Congress does not have a strong record of approving budget resolutions — which generally are nonbinding documents that serve mainly to guide the appropriations process later in the year. The last time lawmakers passed a broad spending plan was in 2009.
Congressional budgets, which are not signed by the president, do set topline figures for how much appropriation committees may spend, and they allow lawmakers to raise points of order on the floor to tie up legislation that doesn't fall within those targets.
There are few consequences for failing to deliver a budget, but Republican leaders who took control of both chambers of Congress in January are eager to see the process through as a symbolic show of their ability to govern.
And Republicans have an added incentive this year to try to advance a budget. Through a related process known as reconciliation, the majority party can move some types of legislation through the Senate with a simple majority, rather than the 60 votes usually needed overcome a filibuster. Republicans view reconciliation as their best chance to send a bill to repeal Obamacare to the president's desk.
Even if budget talks fail this year, some of the provisions could influence the appropriations process for the fiscal year that begins Oct. 1. Federal employees have been hit with substantial cuts in recent years after budget negotiations concluded. In 2012, for example, Congress required new federal hires to contribute more than triple the share paid by other government workers to their retirement.
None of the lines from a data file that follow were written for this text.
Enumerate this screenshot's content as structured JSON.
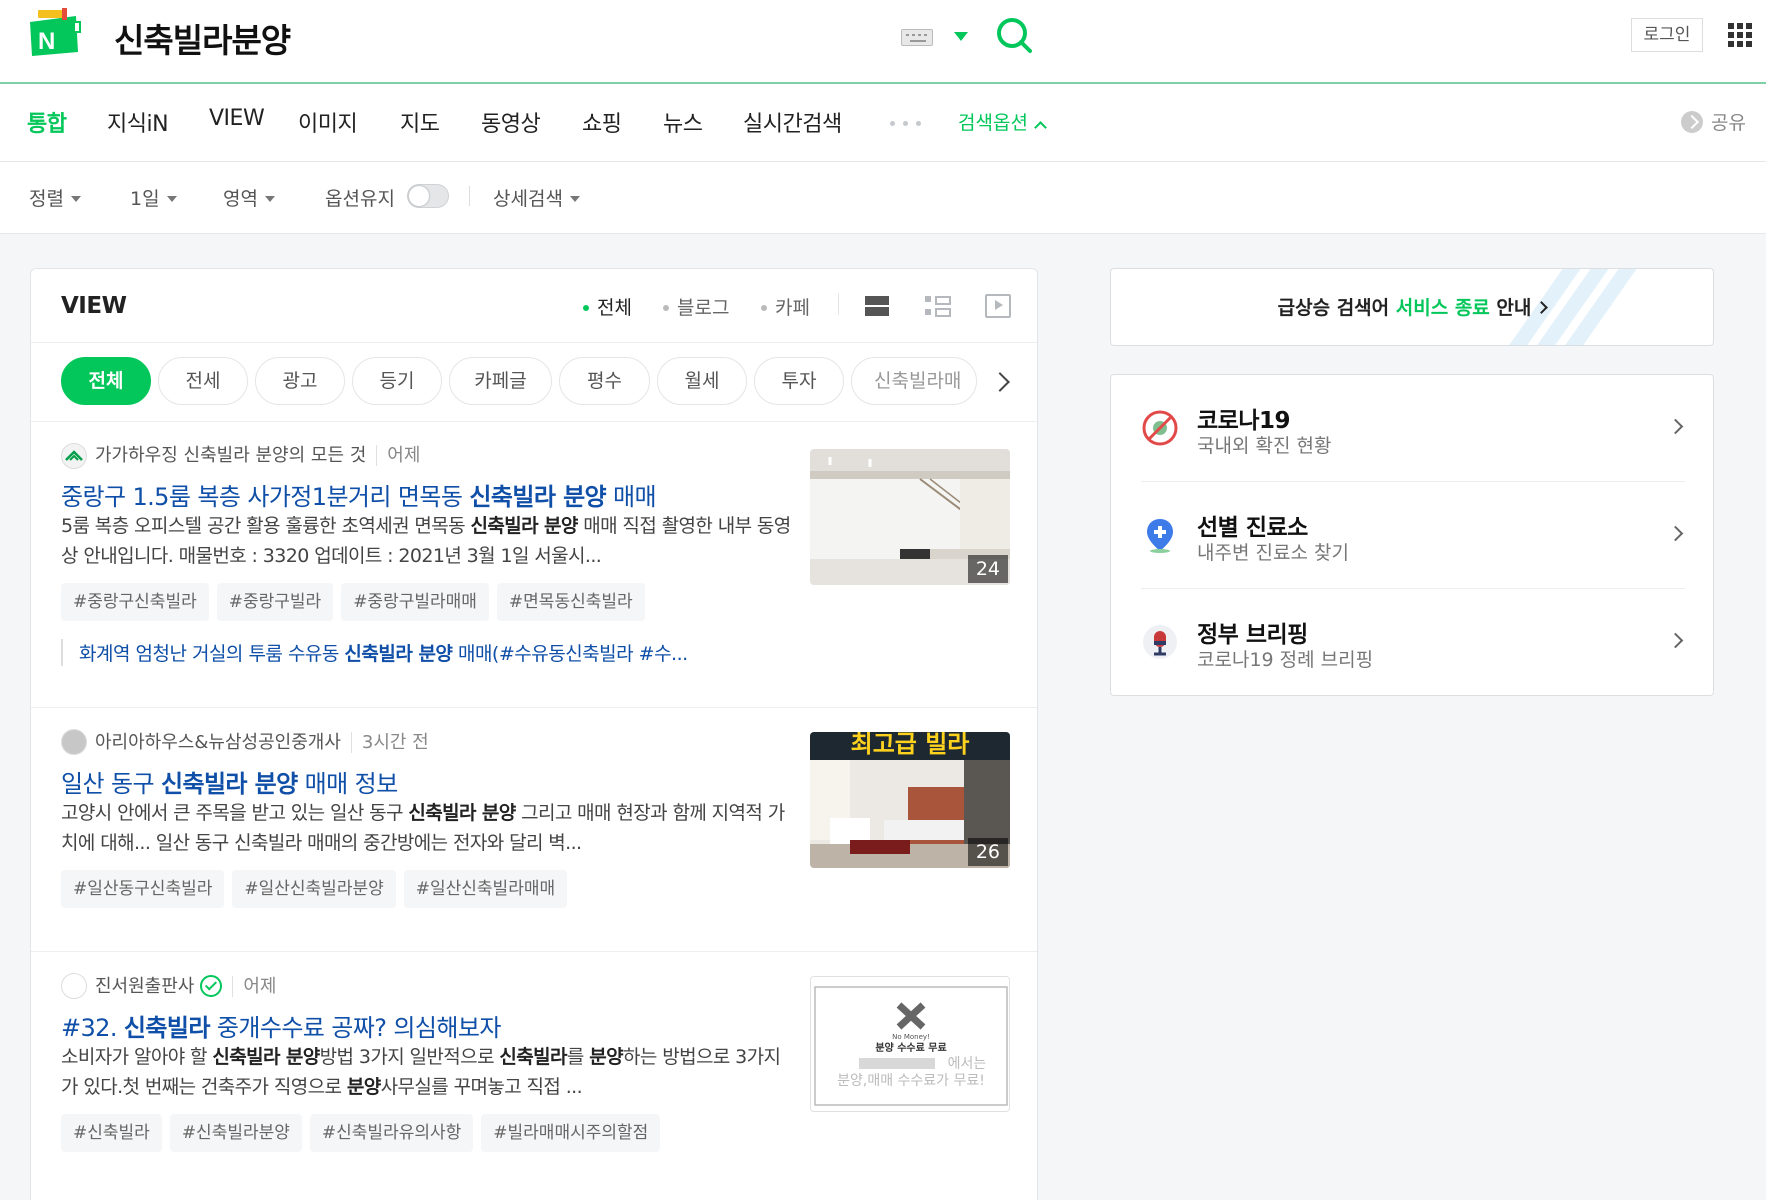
{
  "header": {
    "query": "신축빌라분양",
    "login_label": "로그인"
  },
  "tabs": [
    {
      "label": "통합",
      "active": true
    },
    {
      "label": "지식iN"
    },
    {
      "label": "VIEW"
    },
    {
      "label": "이미지"
    },
    {
      "label": "지도"
    },
    {
      "label": "동영상"
    },
    {
      "label": "쇼핑"
    },
    {
      "label": "뉴스"
    },
    {
      "label": "실시간검색"
    }
  ],
  "search_options_label": "검색옵션",
  "share_label": "공유",
  "options": {
    "sort": "정렬",
    "period": "1일",
    "area": "영역",
    "keep_label": "옵션유지",
    "keep_on": false,
    "detail": "상세검색"
  },
  "view": {
    "title": "VIEW",
    "filters": [
      {
        "label": "전체",
        "active": true
      },
      {
        "label": "블로그"
      },
      {
        "label": "카페"
      }
    ],
    "chips": [
      "전체",
      "전세",
      "광고",
      "등기",
      "카페글",
      "평수",
      "월세",
      "투자",
      "신축빌라매"
    ],
    "items": [
      {
        "source": "가가하우징 신축빌라 분양의 모든 것",
        "time": "어제",
        "title_pre": "중랑구 1.5룸 복층 사가정1분거리 면목동 ",
        "title_bold": "신축빌라 분양",
        "title_post": " 매매",
        "desc_a": "5룸 복층 오피스텔 공간 활용 훌륭한 초역세권 면목동 ",
        "desc_b": "신축빌라 분양",
        "desc_c": " 매매 직접 촬영한 내부 동영상 안내입니다. 매물번호 : 3320 업데이트 : 2021년 3월 1일 서울시...",
        "tags": [
          "#중랑구신축빌라",
          "#중랑구빌라",
          "#중랑구빌라매매",
          "#면목동신축빌라"
        ],
        "sub_pre": "화계역 엄청난 거실의 투룸 수유동 ",
        "sub_bold": "신축빌라 분양",
        "sub_post": " 매매(#수유동신축빌라 #수...",
        "thumb_count": "24"
      },
      {
        "source": "아리아하우스&뉴삼성공인중개사",
        "time": "3시간 전",
        "title_pre": "일산 동구 ",
        "title_bold": "신축빌라 분양",
        "title_post": " 매매 정보",
        "desc_a": "고양시 안에서 큰 주목을 받고 있는 일산 동구 ",
        "desc_b": "신축빌라 분양",
        "desc_c": " 그리고 매매 현장과 함께 지역적 가치에 대해... 일산 동구 신축빌라 매매의 중간방에는 전자와 달리 벽...",
        "tags": [
          "#일산동구신축빌라",
          "#일산신축빌라분양",
          "#일산신축빌라매매"
        ],
        "thumb_banner": "최고급 빌라",
        "thumb_count": "26"
      },
      {
        "source": "진서원출판사",
        "time": "어제",
        "title_pre": "#32. ",
        "title_bold": "신축빌라",
        "title_post": " 중개수수료 공짜? 의심해보자",
        "desc_1": "소비자가 알아야 할 ",
        "desc_2": "신축빌라 분양",
        "desc_3": "방법 3가지 일반적으로 ",
        "desc_4": "신축빌라",
        "desc_5": "를 ",
        "desc_6": "분양",
        "desc_7": "하는 방법으로 3가지가 있다.첫 번째는 건축주가 직영으로 ",
        "desc_8": "분양",
        "desc_9": "사무실를 꾸며놓고 직접 ...",
        "tags": [
          "#신축빌라",
          "#신축빌라분양",
          "#신축빌라유의사항",
          "#빌라매매시주의할점"
        ],
        "thumb_small": "No Money!",
        "thumb_caption": "분양 수수료 무료",
        "thumb_line2": "에서는",
        "thumb_line3": "분양,매매 수수료가 무료!"
      }
    ]
  },
  "notice": {
    "pre": "급상승 검색어 ",
    "green": "서비스 종료",
    "post": " 안내"
  },
  "covid": [
    {
      "title": "코로나19",
      "sub": "국내외 확진 현황",
      "icon": "virus-icon"
    },
    {
      "title": "선별 진료소",
      "sub": "내주변 진료소 찾기",
      "icon": "location-plus-icon"
    },
    {
      "title": "정부 브리핑",
      "sub": "코로나19 정례 브리핑",
      "icon": "microphone-icon"
    }
  ],
  "colors": {
    "brand": "#03c75a",
    "link": "#0f4fa8"
  }
}
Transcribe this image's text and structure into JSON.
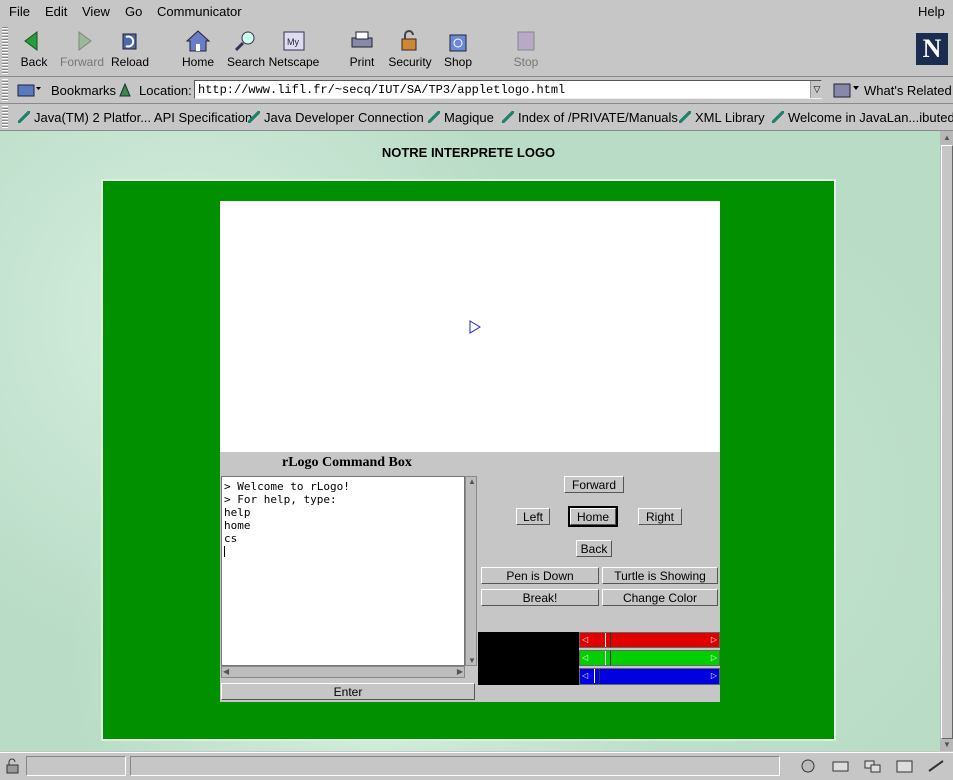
{
  "menu": {
    "file": "File",
    "edit": "Edit",
    "view": "View",
    "go": "Go",
    "communicator": "Communicator",
    "help": "Help"
  },
  "toolbar": {
    "back": "Back",
    "forward": "Forward",
    "reload": "Reload",
    "home": "Home",
    "search": "Search",
    "netscape": "Netscape",
    "print": "Print",
    "security": "Security",
    "shop": "Shop",
    "stop": "Stop"
  },
  "location": {
    "bookmarks": "Bookmarks",
    "label": "Location:",
    "url": "http://www.lifl.fr/~secq/IUT/SA/TP3/appletlogo.html",
    "related": "What's Related"
  },
  "personal_toolbar": [
    "Java(TM) 2 Platfor... API Specification",
    "Java Developer Connection",
    "Magique",
    "Index of /PRIVATE/Manuals",
    "XML Library",
    "Welcome in JavaLan...ibuted"
  ],
  "page": {
    "title": "NOTRE INTERPRETE LOGO",
    "command_box_title": "rLogo Command Box",
    "console_lines": [
      "> Welcome to rLogo!",
      "> For help, type:",
      "help",
      "home",
      "cs"
    ],
    "buttons": {
      "forward": "Forward",
      "left": "Left",
      "home": "Home",
      "right": "Right",
      "back": "Back",
      "pen": "Pen is Down",
      "turtle": "Turtle is Showing",
      "break": "Break!",
      "color": "Change Color",
      "enter": "Enter"
    },
    "color_sliders": {
      "red": 0.1,
      "green": 0.1,
      "blue": 0.0
    }
  },
  "colors": {
    "applet_bg": "#009000",
    "red": "#e00000",
    "green": "#00d000",
    "blue": "#0000e0"
  }
}
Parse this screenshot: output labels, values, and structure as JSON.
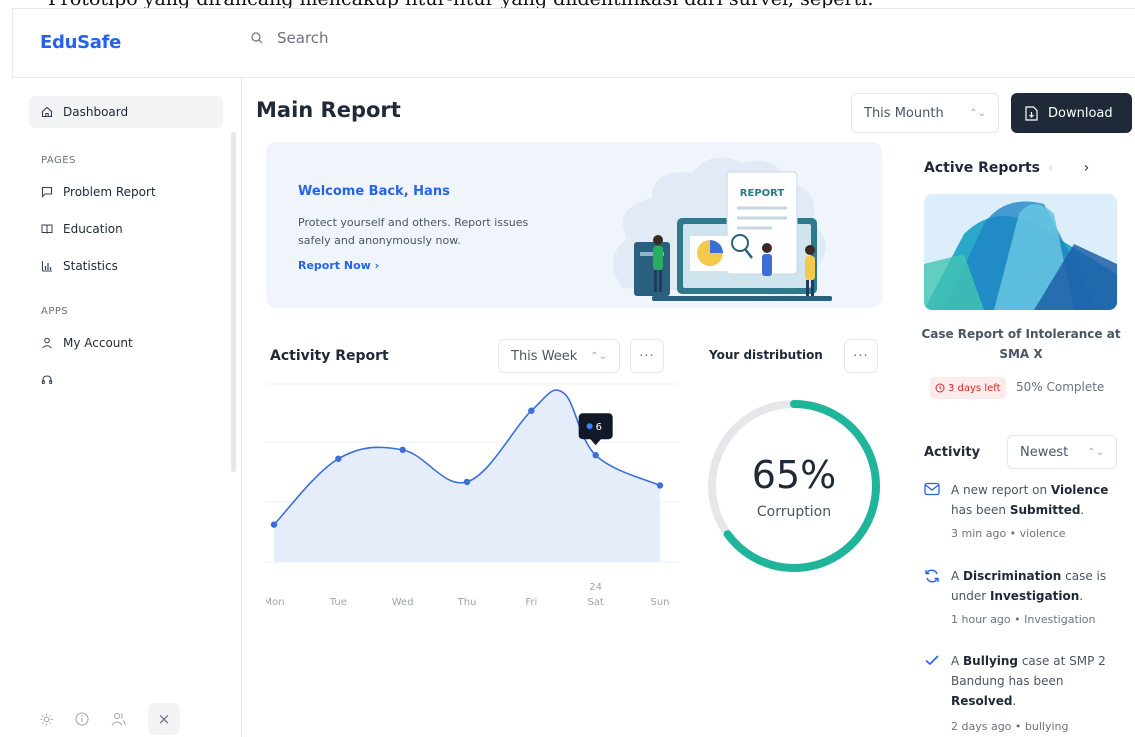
{
  "caption": "Prototipo yang dirancang mencakup fitur-fitur yang diidentifikasi dari survei, seperti:",
  "app": {
    "logo": "EduSafe",
    "search_placeholder": "Search"
  },
  "sidebar": {
    "dashboard": "Dashboard",
    "pages_heading": "PAGES",
    "problem_report": "Problem Report",
    "education": "Education",
    "statistics": "Statistics",
    "apps_heading": "APPS",
    "my_account": "My Account"
  },
  "header": {
    "title": "Main Report",
    "period": "This Mounth",
    "download": "Download"
  },
  "banner": {
    "greeting": "Welcome Back, Hans",
    "text": "Protect yourself and others. Report issues safely and anonymously now.",
    "cta": "Report Now",
    "illustration_label": "REPORT"
  },
  "activity_report": {
    "title": "Activity Report",
    "range": "This Week",
    "more": "···"
  },
  "chart_data": {
    "type": "line",
    "categories": [
      "Mon",
      "Tue",
      "Wed",
      "Thu",
      "Fri",
      "Sat",
      "Sun"
    ],
    "x_sublabels": [
      "",
      "",
      "",
      "",
      "",
      "24",
      ""
    ],
    "values": [
      2.1,
      5.8,
      6.3,
      4.5,
      8.5,
      6.0,
      4.3
    ],
    "peak": {
      "value": 9.5,
      "between": [
        "Fri",
        "Sat"
      ]
    },
    "ylim": [
      0,
      10
    ],
    "tooltip": {
      "category": "Sat",
      "label": "6"
    },
    "line_color": "#3b6fd6",
    "fill_color": "#dbe6f8",
    "grid": true
  },
  "distribution": {
    "title": "Your distribution",
    "more": "···",
    "percent": "65%",
    "fraction": 0.65,
    "label": "Corruption",
    "accent": "#1fb59a"
  },
  "active_reports": {
    "title": "Active Reports",
    "prev": "‹",
    "next": "›",
    "case_title": "Case Report of Intolerance at SMA X",
    "deadline": "3 days left",
    "progress": "50% Complete"
  },
  "activity": {
    "title": "Activity",
    "sort": "Newest",
    "items": [
      {
        "pre": "A new report on ",
        "b1": "Violence",
        "mid": " has been ",
        "b2": "Submitted",
        "post": ".",
        "meta": "3 min ago • violence"
      },
      {
        "pre": "A ",
        "b1": "Discrimination",
        "mid": " case is under ",
        "b2": "Investigation",
        "post": ".",
        "meta": "1 hour ago • Investigation"
      },
      {
        "pre": "A ",
        "b1": "Bullying",
        "mid": " case at SMP 2 Bandung has been ",
        "b2": "Resolved",
        "post": ".",
        "meta": "2 days ago • bullying"
      }
    ]
  },
  "colors": {
    "brand": "#2563eb",
    "dark_button": "#1f2937",
    "danger": "#dc2626"
  }
}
Federal employee pay, meanwhile, was frozen for three years beginning in 2011. The workforce received 1 percent pay raises in 2014 and 2015 and continued to receive bonuses and step increases.
Maryland is home to nearly 300,000 civilian federal employees — about 10 percent of the state's workforce. Several federal agencies, including the Social Security Administration, the National Institutes of Health and the Census Bureau, are based in the state.
Economists say cuts to the workforce can have a particularly pronounced impact on the region's economy.
The House budget proposal, which passed 228-199 on March 25, calls for pegging health care benefit increases for current workers and retirees to inflation. Because health costs traditionally have grown at a faster rate than inflation, that shift would transfer a cost of roughly $60 billion from the government to the workforce.
The legislation also decreases the rate of return in a popular fund in the Thrift Savings Plan, a 401(k)-like retirement plan that has more than 4 million participants. The proposal would save about $32 billion over a decade by reducing its annualized interest rate from just under 2 percent to 0.01 percent.
The specific provisions included in the Senate budget are less clear because drafters don't always reveal the assumptions they build into deciding topline figures. Aides have said that many of those assumptions mirror language in the House proposal.
The measure passed the Senate on a 52-46 vote on March 27.
Jessica Klement, legislative director for the National Active and Retired Federal Employees Association, said the proposed 2016 budget is far worse for federal workers and retirees than those proposed by former House Budget Committee Chairman Paul Ryan, a Wisconsin Republican and the GOP vice presidential nominee in 2012.
"This makes the Ryan budgets look like a picnic," said Klement, whose organization is lobbying against the measure.
"A budget like this sends a very, very powerful message. We consider it a direct attack on effective government."
A look at some of the cuts proposed for federal workers in the 2016 federal budget and the savings over 10 years.
•Most federal employees would pay roughly 6 percent more toward their retirement. Savings: $125 billion.
•The government would require workers to pick up a higher share of health insurance premiums over time. Savings: $61 billion.
•Trims the overall size of the workforce by 10 percent through attrition. Savings: $59 billion.